What this task involves | All records shown below should be given again, character for character.

Data for processing |
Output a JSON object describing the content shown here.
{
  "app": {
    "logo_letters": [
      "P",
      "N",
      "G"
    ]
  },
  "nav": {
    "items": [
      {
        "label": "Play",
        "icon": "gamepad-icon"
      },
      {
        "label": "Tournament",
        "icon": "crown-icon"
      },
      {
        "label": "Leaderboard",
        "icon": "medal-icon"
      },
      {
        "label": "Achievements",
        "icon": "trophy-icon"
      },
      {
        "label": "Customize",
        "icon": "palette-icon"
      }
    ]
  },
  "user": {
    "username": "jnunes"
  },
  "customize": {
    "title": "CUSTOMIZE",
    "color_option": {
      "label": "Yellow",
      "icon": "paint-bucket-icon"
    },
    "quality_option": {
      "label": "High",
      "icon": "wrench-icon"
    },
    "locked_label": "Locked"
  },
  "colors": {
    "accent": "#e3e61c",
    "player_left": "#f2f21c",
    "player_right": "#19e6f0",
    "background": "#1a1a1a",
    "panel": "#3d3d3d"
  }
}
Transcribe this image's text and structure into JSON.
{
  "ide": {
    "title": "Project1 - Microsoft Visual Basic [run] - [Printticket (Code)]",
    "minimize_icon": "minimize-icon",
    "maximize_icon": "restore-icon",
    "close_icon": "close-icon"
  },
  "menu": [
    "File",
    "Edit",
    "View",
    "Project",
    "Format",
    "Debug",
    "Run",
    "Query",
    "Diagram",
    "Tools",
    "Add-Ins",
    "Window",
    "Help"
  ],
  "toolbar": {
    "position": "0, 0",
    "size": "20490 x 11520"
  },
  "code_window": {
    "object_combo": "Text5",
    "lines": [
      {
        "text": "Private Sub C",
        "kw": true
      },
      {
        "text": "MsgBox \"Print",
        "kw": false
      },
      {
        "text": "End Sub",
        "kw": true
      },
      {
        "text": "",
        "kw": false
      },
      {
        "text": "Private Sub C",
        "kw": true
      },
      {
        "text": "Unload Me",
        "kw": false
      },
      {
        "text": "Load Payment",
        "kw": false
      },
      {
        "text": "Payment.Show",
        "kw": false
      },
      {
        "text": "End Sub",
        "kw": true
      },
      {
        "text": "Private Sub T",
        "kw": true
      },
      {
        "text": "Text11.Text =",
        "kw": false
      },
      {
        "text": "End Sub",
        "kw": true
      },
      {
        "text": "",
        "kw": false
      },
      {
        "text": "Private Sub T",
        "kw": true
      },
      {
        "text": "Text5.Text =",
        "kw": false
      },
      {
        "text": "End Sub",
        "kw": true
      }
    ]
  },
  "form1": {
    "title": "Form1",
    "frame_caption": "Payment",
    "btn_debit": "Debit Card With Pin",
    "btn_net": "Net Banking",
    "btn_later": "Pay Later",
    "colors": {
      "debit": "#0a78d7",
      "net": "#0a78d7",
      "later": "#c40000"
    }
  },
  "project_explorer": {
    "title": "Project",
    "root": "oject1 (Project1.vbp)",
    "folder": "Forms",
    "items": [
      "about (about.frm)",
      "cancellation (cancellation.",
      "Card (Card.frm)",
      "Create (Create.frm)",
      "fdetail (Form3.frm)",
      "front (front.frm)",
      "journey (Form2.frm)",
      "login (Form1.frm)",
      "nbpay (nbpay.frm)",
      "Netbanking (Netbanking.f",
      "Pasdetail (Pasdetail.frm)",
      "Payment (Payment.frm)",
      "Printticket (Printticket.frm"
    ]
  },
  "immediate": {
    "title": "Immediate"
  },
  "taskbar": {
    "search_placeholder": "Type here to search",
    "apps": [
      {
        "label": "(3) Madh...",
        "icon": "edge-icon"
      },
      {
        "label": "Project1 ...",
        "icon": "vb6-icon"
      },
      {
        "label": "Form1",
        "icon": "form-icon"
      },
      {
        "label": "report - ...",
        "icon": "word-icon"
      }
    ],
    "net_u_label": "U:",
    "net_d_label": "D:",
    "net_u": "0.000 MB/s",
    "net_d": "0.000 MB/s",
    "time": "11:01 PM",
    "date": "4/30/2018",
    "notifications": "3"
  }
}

Answer |
Output a JSON object describing the content shown here.
{
  "app": {
    "logo_letters": [
      "P",
      "N",
      "G"
    ]
  },
  "nav": {
    "items": [
      {
        "label": "Play",
        "icon": "gamepad-icon"
      },
      {
        "label": "Tournament",
        "icon": "crown-icon"
      },
      {
        "label": "Leaderboard",
        "icon": "medal-icon"
      },
      {
        "label": "Achievements",
        "icon": "trophy-icon"
      },
      {
        "label": "Customize",
        "icon": "palette-icon"
      }
    ]
  },
  "user": {
    "username": "jnunes"
  },
  "customize": {
    "title": "CUSTOMIZE",
    "color_option": {
      "label": "Yellow",
      "icon": "paint-bucket-icon"
    },
    "quality_option": {
      "label": "High",
      "icon": "wrench-icon"
    },
    "locked_label": "Locked"
  },
  "colors": {
    "accent": "#e3e61c",
    "player_left": "#f2f21c",
    "player_right": "#19e6f0",
    "background": "#1a1a1a",
    "panel": "#3d3d3d"
  }
}
Transcribe this image's text and structure into JSON.
{
  "ide": {
    "title": "Project1 - Microsoft Visual Basic [run] - [Printticket (Code)]",
    "minimize_icon": "minimize-icon",
    "maximize_icon": "restore-icon",
    "close_icon": "close-icon"
  },
  "menu": [
    "File",
    "Edit",
    "View",
    "Project",
    "Format",
    "Debug",
    "Run",
    "Query",
    "Diagram",
    "Tools",
    "Add-Ins",
    "Window",
    "Help"
  ],
  "toolbar": {
    "position": "0, 0",
    "size": "20490 x 11520"
  },
  "code_window": {
    "object_combo": "Text5",
    "lines": [
      {
        "text": "Private Sub C",
        "kw": true
      },
      {
        "text": "MsgBox \"Print",
        "kw": false
      },
      {
        "text": "End Sub",
        "kw": true
      },
      {
        "text": "",
        "kw": false
      },
      {
        "text": "Private Sub C",
        "kw": true
      },
      {
        "text": "Unload Me",
        "kw": false
      },
      {
        "text": "Load Payment",
        "kw": false
      },
      {
        "text": "Payment.Show",
        "kw": false
      },
      {
        "text": "End Sub",
        "kw": true
      },
      {
        "text": "Private Sub T",
        "kw": true
      },
      {
        "text": "Text11.Text =",
        "kw": false
      },
      {
        "text": "End Sub",
        "kw": true
      },
      {
        "text": "",
        "kw": false
      },
      {
        "text": "Private Sub T",
        "kw": true
      },
      {
        "text": "Text5.Text =",
        "kw": false
      },
      {
        "text": "End Sub",
        "kw": true
      }
    ]
  },
  "form1": {
    "title": "Form1",
    "frame_caption": "Payment",
    "btn_debit": "Debit Card With Pin",
    "btn_net": "Net Banking",
    "btn_later": "Pay Later",
    "colors": {
      "debit": "#0a78d7",
      "net": "#0a78d7",
      "later": "#c40000"
    }
  },
  "project_explorer": {
    "title": "Project",
    "root": "oject1 (Project1.vbp)",
    "folder": "Forms",
    "items": [
      "about (about.frm)",
      "cancellation (cancellation.",
      "Card (Card.frm)",
      "Create (Create.frm)",
      "fdetail (Form3.frm)",
      "front (front.frm)",
      "journey (Form2.frm)",
      "login (Form1.frm)",
      "nbpay (nbpay.frm)",
      "Netbanking (Netbanking.f",
      "Pasdetail (Pasdetail.frm)",
      "Payment (Payment.frm)",
      "Printticket (Printticket.frm"
    ]
  },
  "immediate": {
    "title": "Immediate"
  },
  "taskbar": {
    "search_placeholder": "Type here to search",
    "apps": [
      {
        "label": "(3) Madh...",
        "icon": "edge-icon"
      },
      {
        "label": "Project1 ...",
        "icon": "vb6-icon"
      },
      {
        "label": "Form1",
        "icon": "form-icon"
      },
      {
        "label": "report - ...",
        "icon": "word-icon"
      }
    ],
    "net_u_label": "U:",
    "net_d_label": "D:",
    "net_u": "0.000 MB/s",
    "net_d": "0.000 MB/s",
    "time": "11:01 PM",
    "date": "4/30/2018",
    "notifications": "3"
  }
}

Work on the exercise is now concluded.